**Task statement**
Going line by line through the records below, count those with the word "package" and give only the count.

**The input**
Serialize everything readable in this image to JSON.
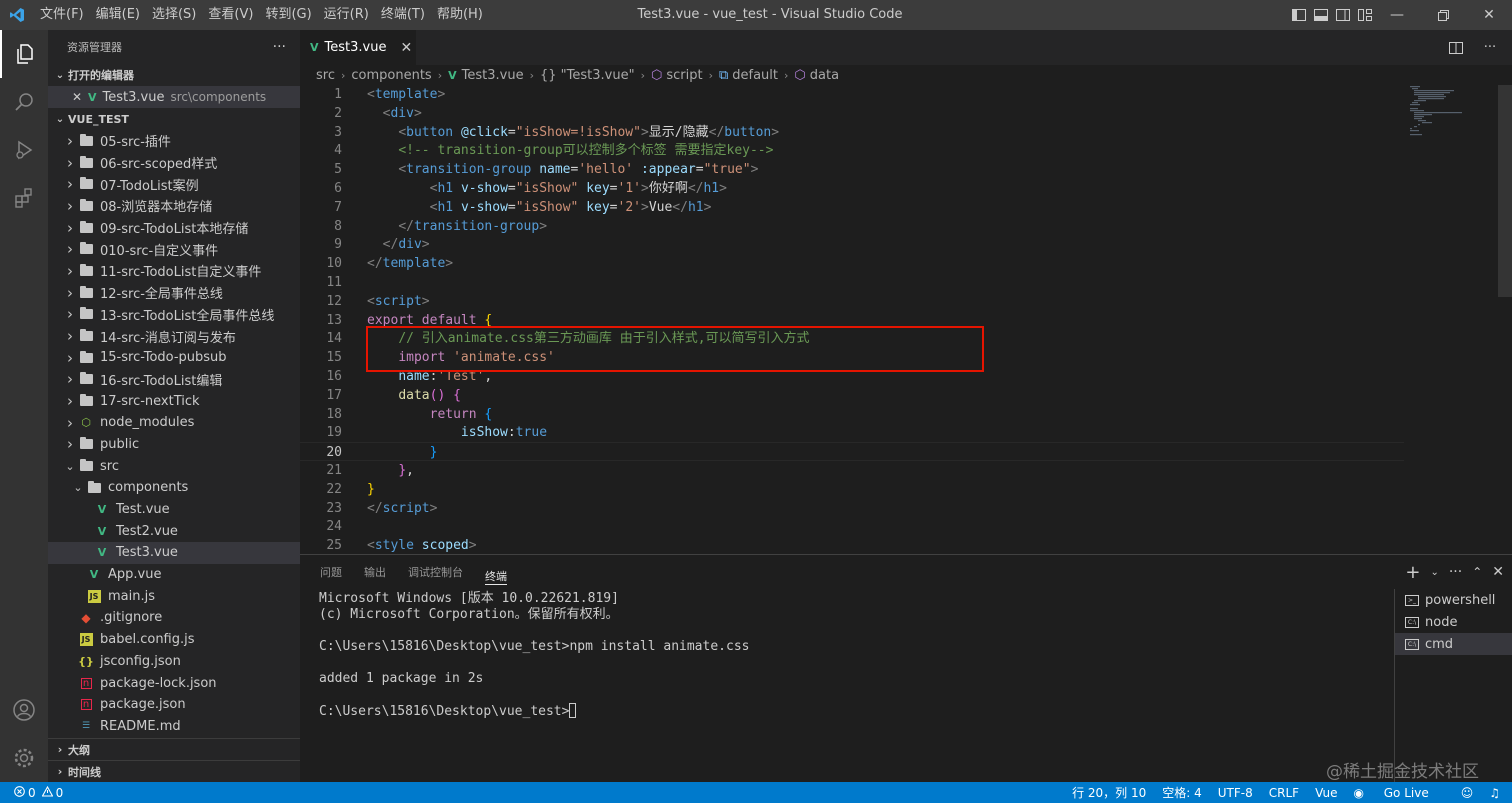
{
  "titlebar": {
    "menus": [
      "文件(F)",
      "编辑(E)",
      "选择(S)",
      "查看(V)",
      "转到(G)",
      "运行(R)",
      "终端(T)",
      "帮助(H)"
    ],
    "window_title": "Test3.vue - vue_test - Visual Studio Code"
  },
  "sidebar": {
    "title": "资源管理器",
    "more": "···",
    "open_editors_label": "打开的编辑器",
    "open_editor": {
      "name": "Test3.vue",
      "path": "src\\components"
    },
    "project_label": "VUE_TEST",
    "tree": [
      {
        "name": "05-src-插件",
        "type": "folder",
        "indent": 0
      },
      {
        "name": "06-src-scoped样式",
        "type": "folder",
        "indent": 0
      },
      {
        "name": "07-TodoList案例",
        "type": "folder",
        "indent": 0
      },
      {
        "name": "08-浏览器本地存储",
        "type": "folder",
        "indent": 0
      },
      {
        "name": "09-src-TodoList本地存储",
        "type": "folder",
        "indent": 0
      },
      {
        "name": "010-src-自定义事件",
        "type": "folder",
        "indent": 0
      },
      {
        "name": "11-src-TodoList自定义事件",
        "type": "folder",
        "indent": 0
      },
      {
        "name": "12-src-全局事件总线",
        "type": "folder",
        "indent": 0
      },
      {
        "name": "13-src-TodoList全局事件总线",
        "type": "folder",
        "indent": 0
      },
      {
        "name": "14-src-消息订阅与发布",
        "type": "folder",
        "indent": 0
      },
      {
        "name": "15-src-Todo-pubsub",
        "type": "folder",
        "indent": 0
      },
      {
        "name": "16-src-TodoList编辑",
        "type": "folder",
        "indent": 0
      },
      {
        "name": "17-src-nextTick",
        "type": "folder",
        "indent": 0
      },
      {
        "name": "node_modules",
        "type": "node_modules",
        "indent": 0
      },
      {
        "name": "public",
        "type": "folder",
        "indent": 0
      },
      {
        "name": "src",
        "type": "folder-open",
        "indent": 0
      },
      {
        "name": "components",
        "type": "folder-open",
        "indent": 1
      },
      {
        "name": "Test.vue",
        "type": "vue",
        "indent": 2
      },
      {
        "name": "Test2.vue",
        "type": "vue",
        "indent": 2
      },
      {
        "name": "Test3.vue",
        "type": "vue",
        "indent": 2,
        "selected": true
      },
      {
        "name": "App.vue",
        "type": "vue",
        "indent": 1
      },
      {
        "name": "main.js",
        "type": "js",
        "indent": 1
      },
      {
        "name": ".gitignore",
        "type": "git",
        "indent": 0
      },
      {
        "name": "babel.config.js",
        "type": "js",
        "indent": 0
      },
      {
        "name": "jsconfig.json",
        "type": "json",
        "indent": 0
      },
      {
        "name": "package-lock.json",
        "type": "pkg",
        "indent": 0
      },
      {
        "name": "package.json",
        "type": "pkg",
        "indent": 0
      },
      {
        "name": "README.md",
        "type": "md",
        "indent": 0
      }
    ],
    "outline_label": "大纲",
    "timeline_label": "时间线"
  },
  "tab": {
    "label": "Test3.vue"
  },
  "breadcrumb": [
    "src",
    "components",
    "Test3.vue",
    "{} \"Test3.vue\"",
    "script",
    "default",
    "data"
  ],
  "editor": {
    "current_line": 20,
    "lines": [
      {
        "n": "1",
        "tokens": [
          [
            "br",
            "<"
          ],
          [
            "tag",
            "template"
          ],
          [
            "br",
            ">"
          ]
        ]
      },
      {
        "n": "2",
        "tokens": [
          [
            "txt",
            "  "
          ],
          [
            "br",
            "<"
          ],
          [
            "tag",
            "div"
          ],
          [
            "br",
            ">"
          ]
        ]
      },
      {
        "n": "3",
        "tokens": [
          [
            "txt",
            "    "
          ],
          [
            "br",
            "<"
          ],
          [
            "tag",
            "button"
          ],
          [
            "txt",
            " "
          ],
          [
            "attr",
            "@click"
          ],
          [
            "txt",
            "="
          ],
          [
            "str",
            "\"isShow=!isShow\""
          ],
          [
            "br",
            ">"
          ],
          [
            "txt",
            "显示/隐藏"
          ],
          [
            "br",
            "</"
          ],
          [
            "tag",
            "button"
          ],
          [
            "br",
            ">"
          ]
        ]
      },
      {
        "n": "4",
        "tokens": [
          [
            "txt",
            "    "
          ],
          [
            "com",
            "<!-- transition-group可以控制多个标签 需要指定key-->"
          ]
        ]
      },
      {
        "n": "5",
        "tokens": [
          [
            "txt",
            "    "
          ],
          [
            "br",
            "<"
          ],
          [
            "tag",
            "transition-group"
          ],
          [
            "txt",
            " "
          ],
          [
            "attr",
            "name"
          ],
          [
            "txt",
            "="
          ],
          [
            "str",
            "'hello'"
          ],
          [
            "txt",
            " "
          ],
          [
            "attr",
            ":appear"
          ],
          [
            "txt",
            "="
          ],
          [
            "str",
            "\"true\""
          ],
          [
            "br",
            ">"
          ]
        ]
      },
      {
        "n": "6",
        "tokens": [
          [
            "txt",
            "        "
          ],
          [
            "br",
            "<"
          ],
          [
            "tag",
            "h1"
          ],
          [
            "txt",
            " "
          ],
          [
            "attr",
            "v-show"
          ],
          [
            "txt",
            "="
          ],
          [
            "str",
            "\"isShow\""
          ],
          [
            "txt",
            " "
          ],
          [
            "attr",
            "key"
          ],
          [
            "txt",
            "="
          ],
          [
            "str",
            "'1'"
          ],
          [
            "br",
            ">"
          ],
          [
            "txt",
            "你好啊"
          ],
          [
            "br",
            "</"
          ],
          [
            "tag",
            "h1"
          ],
          [
            "br",
            ">"
          ]
        ]
      },
      {
        "n": "7",
        "tokens": [
          [
            "txt",
            "        "
          ],
          [
            "br",
            "<"
          ],
          [
            "tag",
            "h1"
          ],
          [
            "txt",
            " "
          ],
          [
            "attr",
            "v-show"
          ],
          [
            "txt",
            "="
          ],
          [
            "str",
            "\"isShow\""
          ],
          [
            "txt",
            " "
          ],
          [
            "attr",
            "key"
          ],
          [
            "txt",
            "="
          ],
          [
            "str",
            "'2'"
          ],
          [
            "br",
            ">"
          ],
          [
            "txt",
            "Vue"
          ],
          [
            "br",
            "</"
          ],
          [
            "tag",
            "h1"
          ],
          [
            "br",
            ">"
          ]
        ]
      },
      {
        "n": "8",
        "tokens": [
          [
            "txt",
            "    "
          ],
          [
            "br",
            "</"
          ],
          [
            "tag",
            "transition-group"
          ],
          [
            "br",
            ">"
          ]
        ]
      },
      {
        "n": "9",
        "tokens": [
          [
            "txt",
            "  "
          ],
          [
            "br",
            "</"
          ],
          [
            "tag",
            "div"
          ],
          [
            "br",
            ">"
          ]
        ]
      },
      {
        "n": "10",
        "tokens": [
          [
            "br",
            "</"
          ],
          [
            "tag",
            "template"
          ],
          [
            "br",
            ">"
          ]
        ]
      },
      {
        "n": "11",
        "tokens": []
      },
      {
        "n": "12",
        "tokens": [
          [
            "br",
            "<"
          ],
          [
            "tag",
            "script"
          ],
          [
            "br",
            ">"
          ]
        ]
      },
      {
        "n": "13",
        "tokens": [
          [
            "kw",
            "export"
          ],
          [
            "txt",
            " "
          ],
          [
            "kw",
            "default"
          ],
          [
            "txt",
            " "
          ],
          [
            "y",
            "{"
          ]
        ]
      },
      {
        "n": "14",
        "tokens": [
          [
            "txt",
            "    "
          ],
          [
            "com",
            "// 引入animate.css第三方动画库 由于引入样式,可以简写引入方式"
          ]
        ]
      },
      {
        "n": "15",
        "tokens": [
          [
            "txt",
            "    "
          ],
          [
            "kw",
            "import"
          ],
          [
            "txt",
            " "
          ],
          [
            "str",
            "'animate.css'"
          ]
        ]
      },
      {
        "n": "16",
        "tokens": [
          [
            "txt",
            "    "
          ],
          [
            "attr",
            "name"
          ],
          [
            "txt",
            ":"
          ],
          [
            "str",
            "'Test'"
          ],
          [
            "txt",
            ","
          ]
        ]
      },
      {
        "n": "17",
        "tokens": [
          [
            "txt",
            "    "
          ],
          [
            "fn",
            "data"
          ],
          [
            "p",
            "()"
          ],
          [
            "txt",
            " "
          ],
          [
            "p",
            "{"
          ]
        ]
      },
      {
        "n": "18",
        "tokens": [
          [
            "txt",
            "        "
          ],
          [
            "kw",
            "return"
          ],
          [
            "txt",
            " "
          ],
          [
            "b",
            "{"
          ]
        ]
      },
      {
        "n": "19",
        "tokens": [
          [
            "txt",
            "            "
          ],
          [
            "attr",
            "isShow"
          ],
          [
            "txt",
            ":"
          ],
          [
            "key",
            "true"
          ]
        ]
      },
      {
        "n": "20",
        "tokens": [
          [
            "txt",
            "        "
          ],
          [
            "b",
            "}"
          ]
        ]
      },
      {
        "n": "21",
        "tokens": [
          [
            "txt",
            "    "
          ],
          [
            "p",
            "}"
          ],
          [
            "txt",
            ","
          ]
        ]
      },
      {
        "n": "22",
        "tokens": [
          [
            "y",
            "}"
          ]
        ]
      },
      {
        "n": "23",
        "tokens": [
          [
            "br",
            "</"
          ],
          [
            "tag",
            "script"
          ],
          [
            "br",
            ">"
          ]
        ]
      },
      {
        "n": "24",
        "tokens": []
      },
      {
        "n": "25",
        "tokens": [
          [
            "br",
            "<"
          ],
          [
            "tag",
            "style"
          ],
          [
            "txt",
            " "
          ],
          [
            "attr",
            "scoped"
          ],
          [
            "br",
            ">"
          ]
        ]
      }
    ]
  },
  "panel": {
    "tabs": [
      "问题",
      "输出",
      "调试控制台",
      "终端"
    ],
    "active_tab": 3,
    "terminal_lines": [
      "Microsoft Windows [版本 10.0.22621.819]",
      "(c) Microsoft Corporation。保留所有权利。",
      "",
      "C:\\Users\\15816\\Desktop\\vue_test>npm install animate.css",
      "",
      "added 1 package in 2s",
      "",
      "C:\\Users\\15816\\Desktop\\vue_test>"
    ],
    "terminals": [
      "powershell",
      "node",
      "cmd"
    ],
    "active_terminal": 2
  },
  "statusbar": {
    "errors": "0",
    "warnings": "0",
    "position": "行 20，列 10",
    "spaces": "空格: 4",
    "encoding": "UTF-8",
    "eol": "CRLF",
    "language": "Vue",
    "golive": "Go Live"
  },
  "watermark": "@稀土掘金技术社区",
  "colors": {
    "accent": "#007acc",
    "highlight_box": "#e51400",
    "vue_green": "#41b883"
  }
}
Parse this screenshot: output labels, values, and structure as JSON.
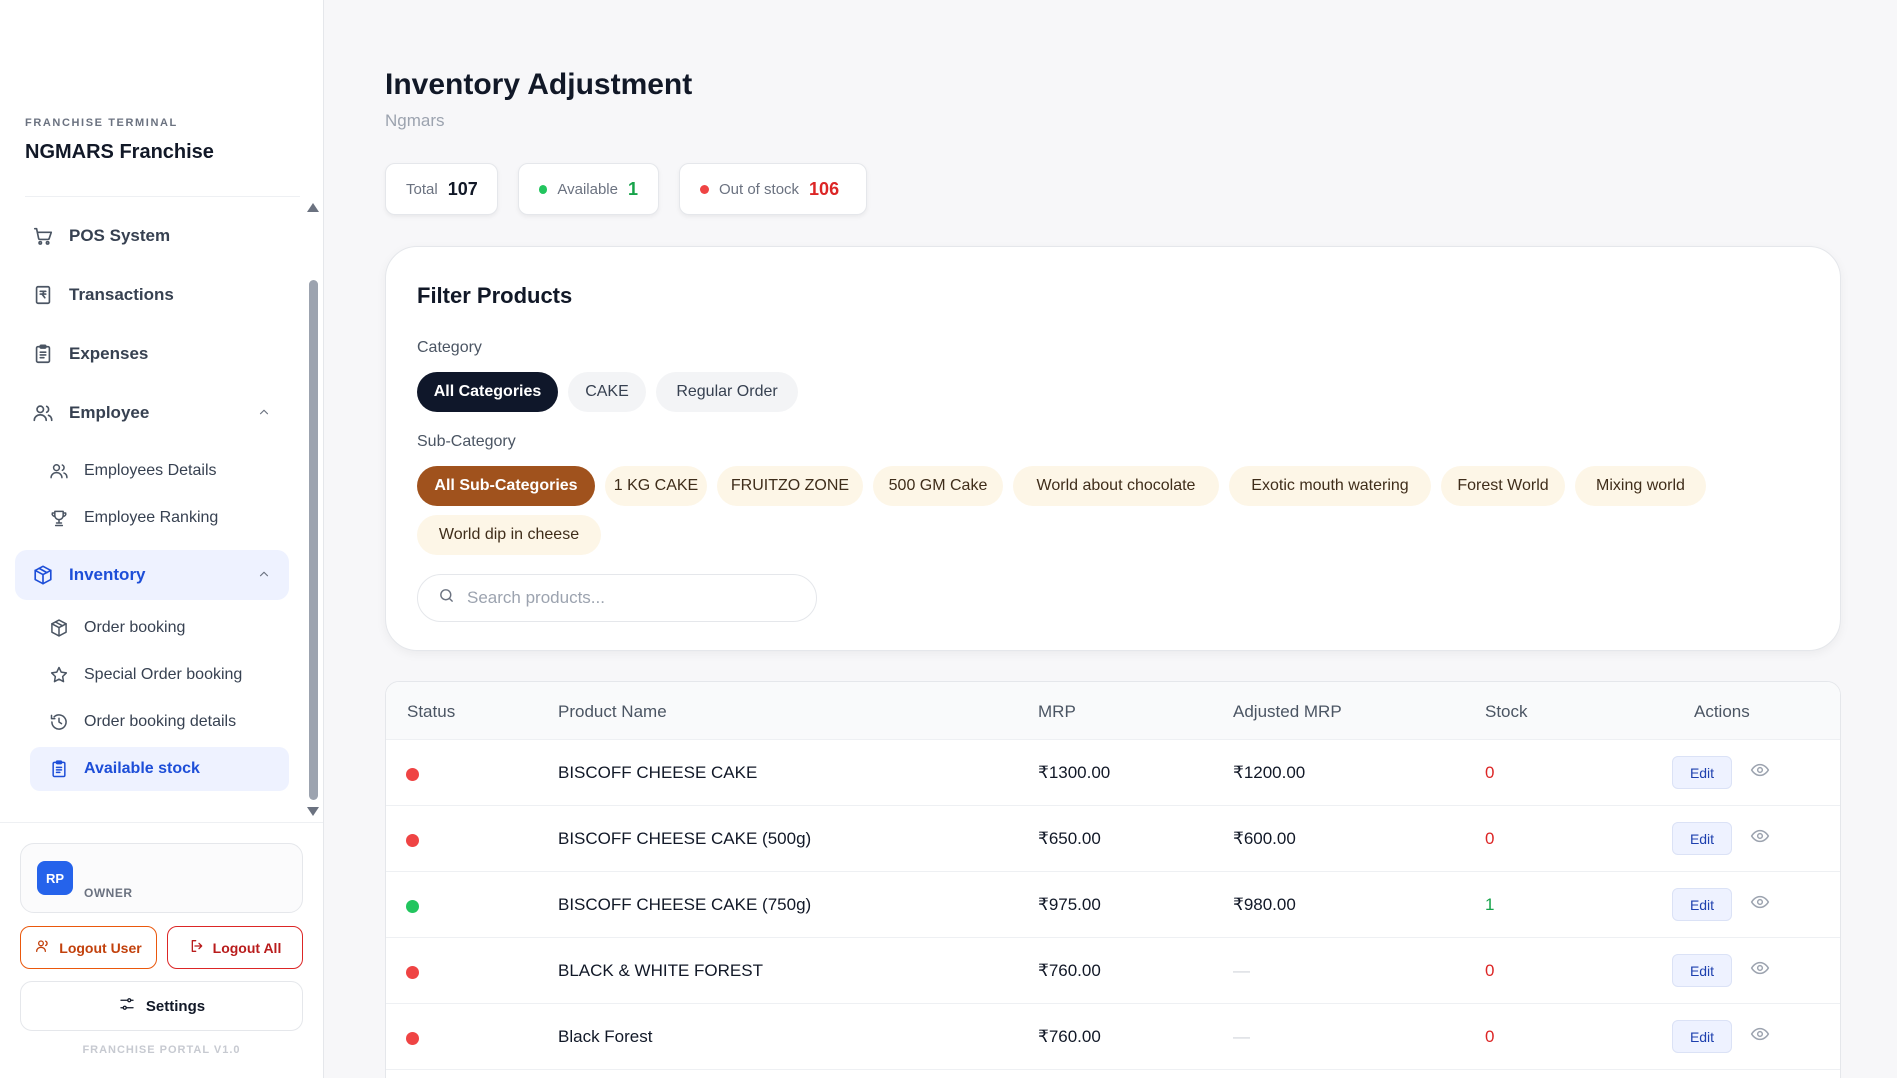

**Solution for this exercise**
3